Exercise directions: The reply should hold every record, copied exactly, and none of the pictures.

Data for this task:
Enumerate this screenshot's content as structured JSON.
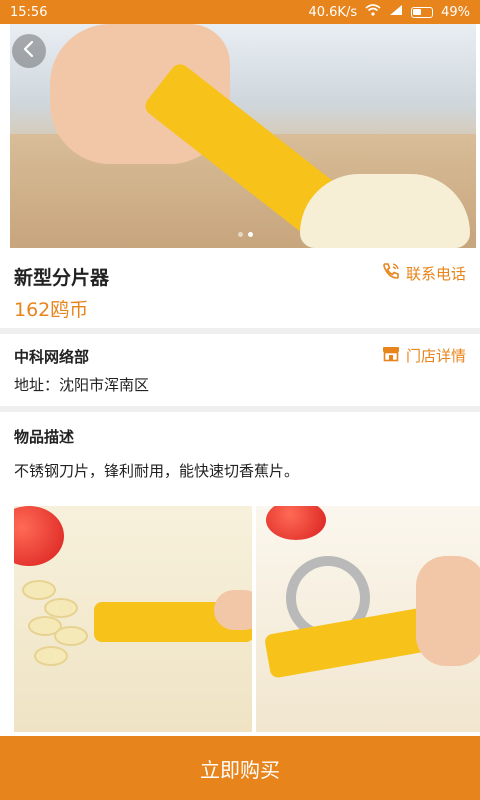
{
  "status_bar": {
    "time": "15:56",
    "network_speed": "40.6K/s",
    "battery": "49%"
  },
  "product": {
    "title": "新型分片器",
    "price": "162鸥币",
    "contact_label": "联系电话"
  },
  "store": {
    "name": "中科网络部",
    "address": "地址：沈阳市浑南区",
    "detail_label": "门店详情"
  },
  "description": {
    "section_title": "物品描述",
    "text": "不锈钢刀片，锋利耐用，能快速切香蕉片。"
  },
  "carousel": {
    "count": 2,
    "active_index": 1
  },
  "buy_button": {
    "label": "立即购买"
  },
  "colors": {
    "accent": "#e8841c"
  }
}
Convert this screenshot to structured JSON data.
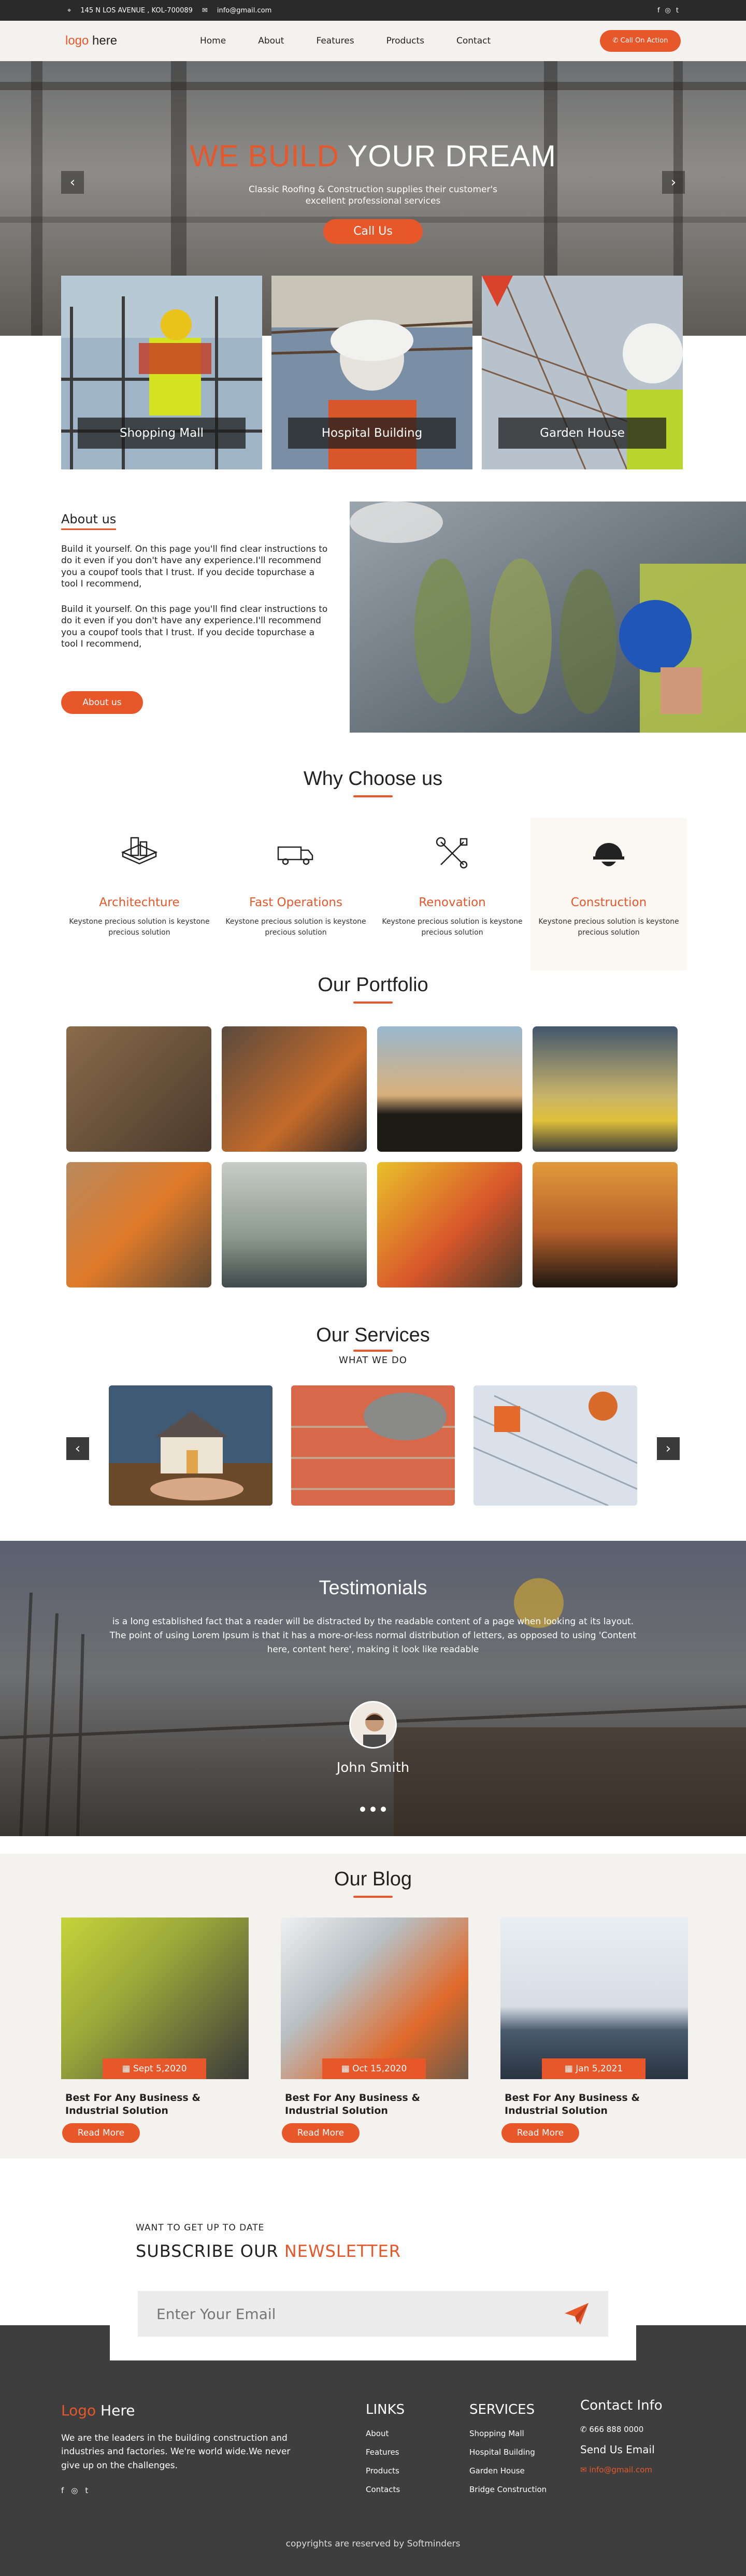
{
  "topbar": {
    "address": "145 N LOS AVENUE , KOL-700089",
    "email": "info@gmail.com",
    "social": [
      "f",
      "◎",
      "t"
    ]
  },
  "nav": {
    "logo_a": "logo",
    "logo_b": " here",
    "links": [
      "Home",
      "About",
      "Features",
      "Products",
      "Contact"
    ],
    "cta": "Call On Action"
  },
  "hero": {
    "title_a": "WE BUILD ",
    "title_b": "YOUR DREAM",
    "subtitle": "Classic Roofing & Construction supplies their customer's excellent professional services",
    "button": "Call Us",
    "prev": "‹",
    "next": "›"
  },
  "projects": [
    "Shopping Mall",
    "Hospital Building",
    "Garden House"
  ],
  "about": {
    "heading": "About us",
    "para1": "Build it yourself. On this page you'll find clear instructions to do it even if you don't have any experience.I'll recommend you a coupof tools that I trust. If you decide topurchase a tool I recommend,",
    "para2": "Build it yourself. On this page you'll find clear instructions to do it even if you don't have any experience.I'll recommend you a coupof tools that I trust. If you decide topurchase a tool I recommend,",
    "button": "About us"
  },
  "why": {
    "title": "Why Choose us",
    "features": [
      {
        "icon": "building-icon",
        "title": "Architechture",
        "text": "Keystone precious solution is keystone precious solution"
      },
      {
        "icon": "truck-icon",
        "title": "Fast Operations",
        "text": "Keystone precious solution is keystone precious solution"
      },
      {
        "icon": "tools-icon",
        "title": "Renovation",
        "text": "Keystone precious solution is keystone precious solution"
      },
      {
        "icon": "helmet-icon",
        "title": "Construction",
        "text": "Keystone precious solution is keystone precious solution"
      }
    ]
  },
  "portfolio": {
    "title": "Our Portfolio"
  },
  "services": {
    "title": "Our Services",
    "subtitle": "WHAT WE DO"
  },
  "testimonials": {
    "title": "Testimonials",
    "quote": "is a long established fact that a reader will be distracted by the readable content of a page when looking at its layout. The point of using Lorem Ipsum is that it has a more-or-less normal distribution of letters, as opposed to using 'Content here, content here', making it look like readable",
    "name": "John Smith"
  },
  "blog": {
    "title": "Our Blog",
    "posts": [
      {
        "date": "Sept 5,2020",
        "title": "Best For Any Business & Industrial Solution",
        "button": "Read More"
      },
      {
        "date": "Oct 15,2020",
        "title": "Best For Any Business & Industrial Solution",
        "button": "Read More"
      },
      {
        "date": "Jan 5,2021",
        "title": "Best For Any Business & Industrial Solution",
        "button": "Read More"
      }
    ]
  },
  "newsletter": {
    "small": "WANT TO GET UP TO DATE",
    "title_a": "SUBSCRIBE OUR ",
    "title_b": "NEWSLETTER",
    "placeholder": "Enter Your Email"
  },
  "footer": {
    "logo_a": "Logo",
    "logo_b": " Here",
    "about": "We are the leaders in the building construction and industries and factories. We're world wide.We never give up on the challenges.",
    "links_title": "LINKS",
    "links": [
      "About",
      "Features",
      "Products",
      "Contacts"
    ],
    "services_title": "SERVICES",
    "services": [
      "Shopping Mall",
      "Hospital Building",
      "Garden House",
      "Bridge Construction"
    ],
    "contact_title": "Contact Info",
    "phone": "666 888 0000",
    "send": "Send Us Email",
    "email": "info@gmail.com",
    "copyright": "copyrights are reserved by Softminders"
  },
  "colors": {
    "accent": "#e8572a",
    "dark": "#2a2a2a",
    "footer": "#3e3e3e",
    "light": "#f4f2ee"
  }
}
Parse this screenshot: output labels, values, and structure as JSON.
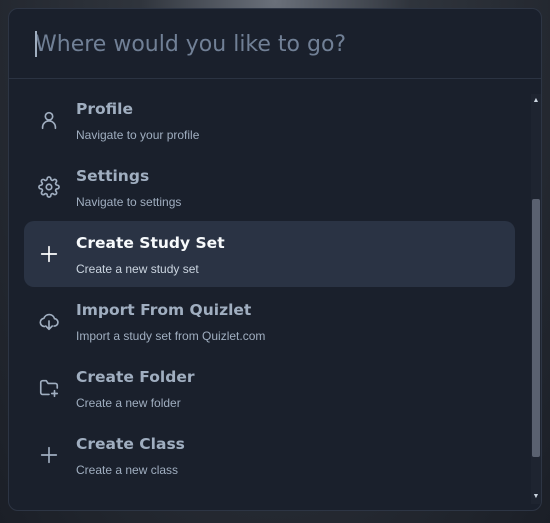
{
  "search": {
    "placeholder": "Where would you like to go?",
    "value": ""
  },
  "items": [
    {
      "title": "Profile",
      "description": "Navigate to your profile",
      "icon": "user-icon"
    },
    {
      "title": "Settings",
      "description": "Navigate to settings",
      "icon": "gear-icon"
    },
    {
      "title": "Create Study Set",
      "description": "Create a new study set",
      "icon": "plus-icon",
      "active": true
    },
    {
      "title": "Import From Quizlet",
      "description": "Import a study set from Quizlet.com",
      "icon": "cloud-download-icon"
    },
    {
      "title": "Create Folder",
      "description": "Create a new folder",
      "icon": "folder-plus-icon"
    },
    {
      "title": "Create Class",
      "description": "Create a new class",
      "icon": "plus-icon"
    }
  ],
  "colors": {
    "panel_bg": "#1a202c",
    "active_item_bg": "#2a3344",
    "text_muted": "#a0aec0",
    "text_active": "#f7fafc"
  }
}
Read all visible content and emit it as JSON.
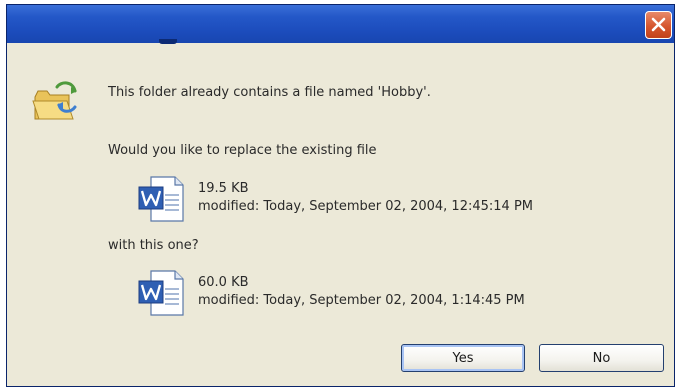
{
  "dialog": {
    "message": "This folder already contains a file named 'Hobby'.",
    "question": "Would you like to replace the existing file",
    "with_text": "with this one?",
    "existing_file": {
      "size": "19.5 KB",
      "modified": "modified: Today, September 02, 2004, 12:45:14 PM",
      "icon": "word-document-icon"
    },
    "new_file": {
      "size": "60.0 KB",
      "modified": "modified: Today, September 02, 2004, 1:14:45 PM",
      "icon": "word-document-icon"
    },
    "buttons": {
      "yes": "Yes",
      "no": "No"
    }
  },
  "icons": {
    "close": "close-icon",
    "folder": "folder-replace-icon"
  },
  "colors": {
    "titlebar": "#2458c8",
    "close_button": "#d6562e",
    "dialog_bg": "#ece9d8"
  }
}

Written response:
Enumerate this screenshot's content as structured JSON.
{
  "status_bar": {
    "time": "15:56",
    "network_speed": "40.6K/s",
    "battery": "49%"
  },
  "product": {
    "title": "新型分片器",
    "price": "162鸥币",
    "contact_label": "联系电话"
  },
  "store": {
    "name": "中科网络部",
    "address": "地址：沈阳市浑南区",
    "detail_label": "门店详情"
  },
  "description": {
    "section_title": "物品描述",
    "text": "不锈钢刀片，锋利耐用，能快速切香蕉片。"
  },
  "carousel": {
    "count": 2,
    "active_index": 1
  },
  "buy_button": {
    "label": "立即购买"
  },
  "colors": {
    "accent": "#e8841c"
  }
}
Convert this screenshot to structured JSON data.
{
  "topbar": {
    "address": "145 N LOS AVENUE , KOL-700089",
    "email": "info@gmail.com",
    "social": [
      "f",
      "◎",
      "t"
    ]
  },
  "nav": {
    "logo_a": "logo",
    "logo_b": " here",
    "links": [
      "Home",
      "About",
      "Features",
      "Products",
      "Contact"
    ],
    "cta": "Call On Action"
  },
  "hero": {
    "title_a": "WE BUILD ",
    "title_b": "YOUR DREAM",
    "subtitle": "Classic Roofing & Construction supplies their customer's excellent professional services",
    "button": "Call Us",
    "prev": "‹",
    "next": "›"
  },
  "projects": [
    "Shopping Mall",
    "Hospital Building",
    "Garden House"
  ],
  "about": {
    "heading": "About us",
    "para1": "Build it yourself. On this page you'll find clear instructions to do it even if you don't have any experience.I'll recommend you a coupof tools that I trust. If you decide topurchase a tool I recommend,",
    "para2": "Build it yourself. On this page you'll find clear instructions to do it even if you don't have any experience.I'll recommend you a coupof tools that I trust. If you decide topurchase a tool I recommend,",
    "button": "About us"
  },
  "why": {
    "title": "Why Choose us",
    "features": [
      {
        "icon": "building-icon",
        "title": "Architechture",
        "text": "Keystone precious solution is keystone precious solution"
      },
      {
        "icon": "truck-icon",
        "title": "Fast Operations",
        "text": "Keystone precious solution is keystone precious solution"
      },
      {
        "icon": "tools-icon",
        "title": "Renovation",
        "text": "Keystone precious solution is keystone precious solution"
      },
      {
        "icon": "helmet-icon",
        "title": "Construction",
        "text": "Keystone precious solution is keystone precious solution"
      }
    ]
  },
  "portfolio": {
    "title": "Our Portfolio"
  },
  "services": {
    "title": "Our Services",
    "subtitle": "WHAT WE DO"
  },
  "testimonials": {
    "title": "Testimonials",
    "quote": "is a long established fact that a reader will be distracted by the readable content of a page when looking at its layout. The point of using Lorem Ipsum is that it has a more-or-less normal distribution of letters, as opposed to using 'Content here, content here', making it look like readable",
    "name": "John Smith"
  },
  "blog": {
    "title": "Our Blog",
    "posts": [
      {
        "date": "Sept 5,2020",
        "title": "Best For Any Business & Industrial Solution",
        "button": "Read More"
      },
      {
        "date": "Oct 15,2020",
        "title": "Best For Any Business & Industrial Solution",
        "button": "Read More"
      },
      {
        "date": "Jan 5,2021",
        "title": "Best For Any Business & Industrial Solution",
        "button": "Read More"
      }
    ]
  },
  "newsletter": {
    "small": "WANT TO GET UP TO DATE",
    "title_a": "SUBSCRIBE OUR ",
    "title_b": "NEWSLETTER",
    "placeholder": "Enter Your Email"
  },
  "footer": {
    "logo_a": "Logo",
    "logo_b": " Here",
    "about": "We are the leaders in the building construction and industries and factories. We're world wide.We never give up on the challenges.",
    "links_title": "LINKS",
    "links": [
      "About",
      "Features",
      "Products",
      "Contacts"
    ],
    "services_title": "SERVICES",
    "services": [
      "Shopping Mall",
      "Hospital Building",
      "Garden House",
      "Bridge Construction"
    ],
    "contact_title": "Contact Info",
    "phone": "666 888 0000",
    "send": "Send Us Email",
    "email": "info@gmail.com",
    "copyright": "copyrights are reserved by Softminders"
  },
  "colors": {
    "accent": "#e8572a",
    "dark": "#2a2a2a",
    "footer": "#3e3e3e",
    "light": "#f4f2ee"
  }
}
Parse this screenshot: output labels, values, and structure as JSON.
{
  "search": {
    "placeholder": "Where would you like to go?",
    "value": ""
  },
  "items": [
    {
      "title": "Profile",
      "description": "Navigate to your profile",
      "icon": "user-icon"
    },
    {
      "title": "Settings",
      "description": "Navigate to settings",
      "icon": "gear-icon"
    },
    {
      "title": "Create Study Set",
      "description": "Create a new study set",
      "icon": "plus-icon",
      "active": true
    },
    {
      "title": "Import From Quizlet",
      "description": "Import a study set from Quizlet.com",
      "icon": "cloud-download-icon"
    },
    {
      "title": "Create Folder",
      "description": "Create a new folder",
      "icon": "folder-plus-icon"
    },
    {
      "title": "Create Class",
      "description": "Create a new class",
      "icon": "plus-icon"
    }
  ],
  "colors": {
    "panel_bg": "#1a202c",
    "active_item_bg": "#2a3344",
    "text_muted": "#a0aec0",
    "text_active": "#f7fafc"
  }
}
Read all visible content and emit it as JSON.
{
  "dialog": {
    "message": "This folder already contains a file named 'Hobby'.",
    "question": "Would you like to replace the existing file",
    "with_text": "with this one?",
    "existing_file": {
      "size": "19.5 KB",
      "modified": "modified: Today, September 02, 2004, 12:45:14 PM",
      "icon": "word-document-icon"
    },
    "new_file": {
      "size": "60.0 KB",
      "modified": "modified: Today, September 02, 2004, 1:14:45 PM",
      "icon": "word-document-icon"
    },
    "buttons": {
      "yes": "Yes",
      "no": "No"
    }
  },
  "icons": {
    "close": "close-icon",
    "folder": "folder-replace-icon"
  },
  "colors": {
    "titlebar": "#2458c8",
    "close_button": "#d6562e",
    "dialog_bg": "#ece9d8"
  }
}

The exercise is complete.